Posted by on Aug 13, 2015 in , | 0 comments

Hi, I’m Josh. My Mormon roots go deep. I come from a long line of pioneer ancestors, some of whom were among the earliest saints to join the Church and include one of the original 12 apostles. I was baptized at eight, graduated from early-morning seminary, served a mission, went to BYU, married in the temple, and have served in many church callings, including Branch President, Young Men’s President, Elder’s Quorum President, and in the Stake Sunday School Presidency, among many, many others. I received my Ph.D. in Economics from Brown University, and currently am an economics professor in Florida. My research focuses on the intersection between demography – with an emphasis on gender and fertility rates – and economic outcomes.

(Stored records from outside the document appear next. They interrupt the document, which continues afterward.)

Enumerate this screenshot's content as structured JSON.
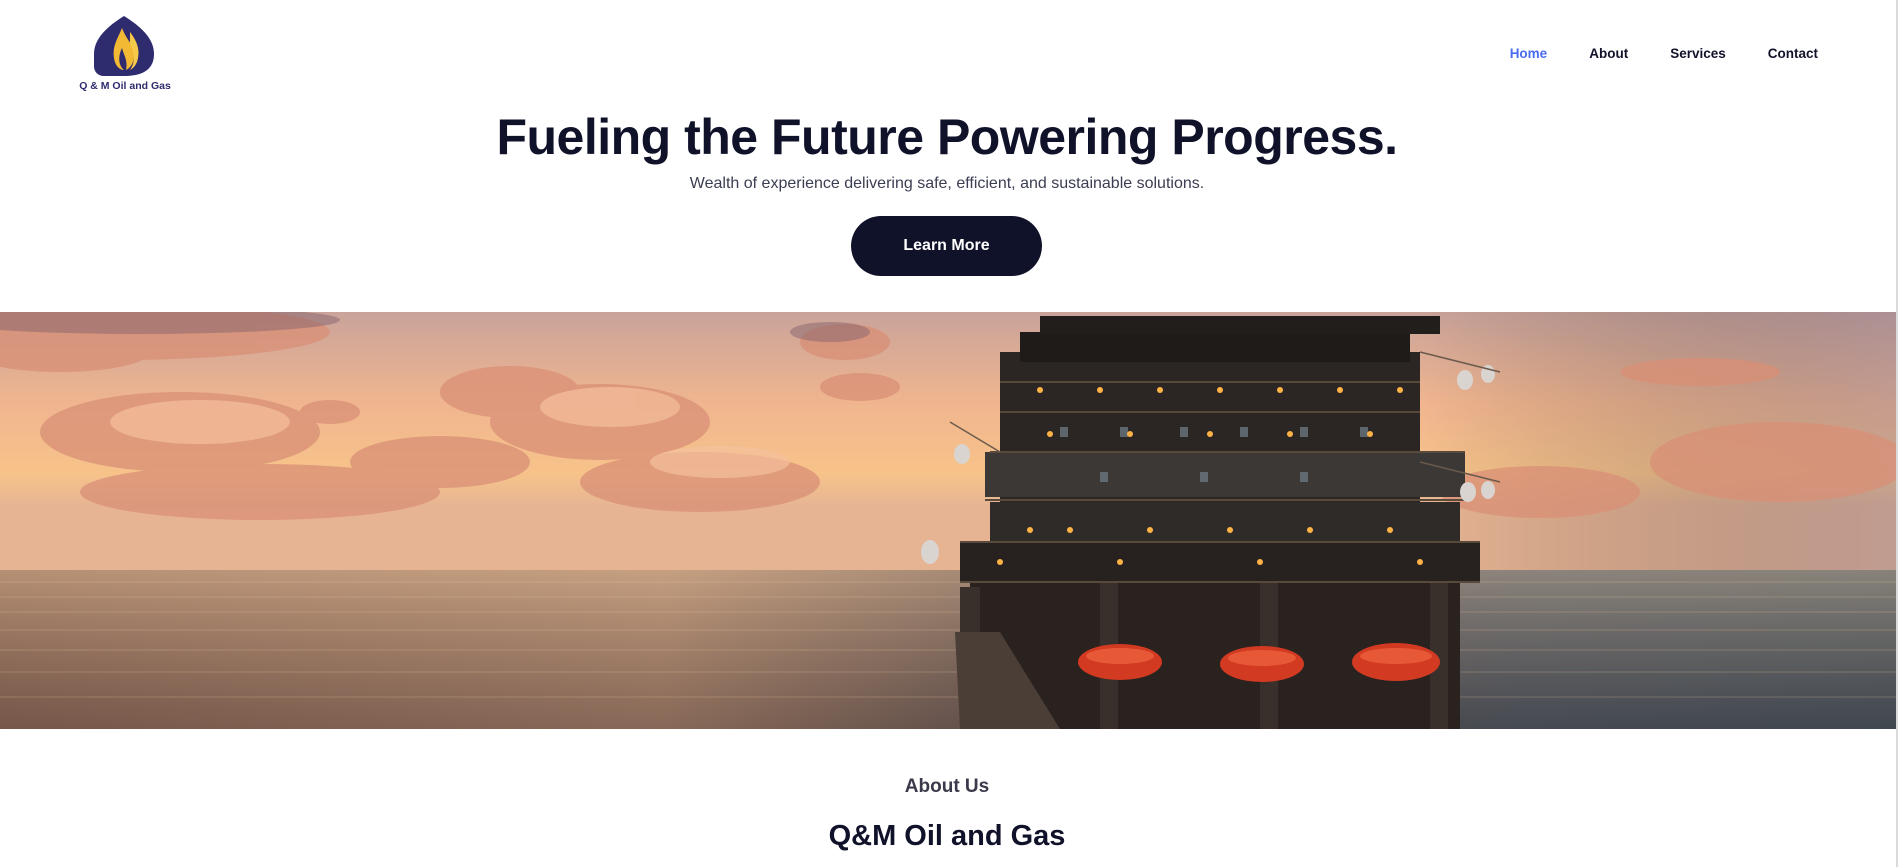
{
  "brand": {
    "name": "Q & M Oil and Gas",
    "logo_icon": "flame-drop-icon",
    "logo_colors": {
      "drop": "#2e2b6e",
      "flame": "#f2b935"
    }
  },
  "nav": {
    "items": [
      {
        "label": "Home",
        "active": true
      },
      {
        "label": "About",
        "active": false
      },
      {
        "label": "Services",
        "active": false
      },
      {
        "label": "Contact",
        "active": false
      }
    ]
  },
  "hero": {
    "title": "Fueling the Future Powering Progress.",
    "subtitle": "Wealth of experience delivering safe, efficient, and sustainable solutions.",
    "cta_label": "Learn More"
  },
  "banner": {
    "description_icon": "offshore-rig-image"
  },
  "about": {
    "label": "About Us",
    "title": "Q&M Oil and Gas"
  },
  "colors": {
    "accent": "#4a6cf0",
    "dark": "#10122a"
  }
}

I believe women should be allowed to be ordained to the priesthood in the LDS Church – both because I have personally observed the inequality which emerges when only one gender holds the priesthood, but also because I believe there is doctrinal and historical precedent for it.

The Book of Mormon teaches that “all are alike unto God” (2 Nephi 26:33). I believe that until women have the right to hold the priesthood, the Church will remain inherently unequal. I have seen unequal burdens of leadership placed on a few overworked men when there are plenty of bright, capable women able to help. I have seen poor leadership quality in wards and branches which skew heavily female, since the pool of potential male leaders is almost non-existent. I have seen male ward leaders disregard suggestions from women leaders simply because they don’t, and cannot, have the final say without the priesthood. I was instructed on my mission to only proselyte to men because, due to our lay clergy, we needed to convert more “potential bishops and branch presidents”. It felt wrong that a woman convert was less valuable than a man in the church of God.

I love learning about the history of my ancestors and my heritage as a Mormon. As I have studied, I learned that women used to be able to give healing blessings in the LDS Church, even up until the early 1900s. Joseph Smith used the word “ordain” when setting apart the leaders of the original Relief Society, which he said he wanted “to make a kingdom of priests”. I began to realize that some authority of the priesthood for women was a gift given – and then a gift taken. Given such a precedent, I believe that the ordination of women rests on firm theological ground. In 1997, even President Gordon B. Hinckley said the priesthood ban on women was a policy which could change if women agitated for it. We now see women agitating for the priesthood.

But most meaningful to me, my heart has broken as I have watched the inequality in the Church affect my wife’s inherent sense of self-worth. Her whole life she has struggled to understand why males and females are treated so differently in the Church. At times she has wondered if women are really “less than” with God. The tension between what she wants and feels capable of, and what the Church tells her she should be, has been the defining struggle of her life. Now I realize why that never felt quite right: It’s not. I know the leaders of the Church don’t see her tears or hear her voice, but I do – and I feel I can’t be silent any more.

I believe women should be ordained.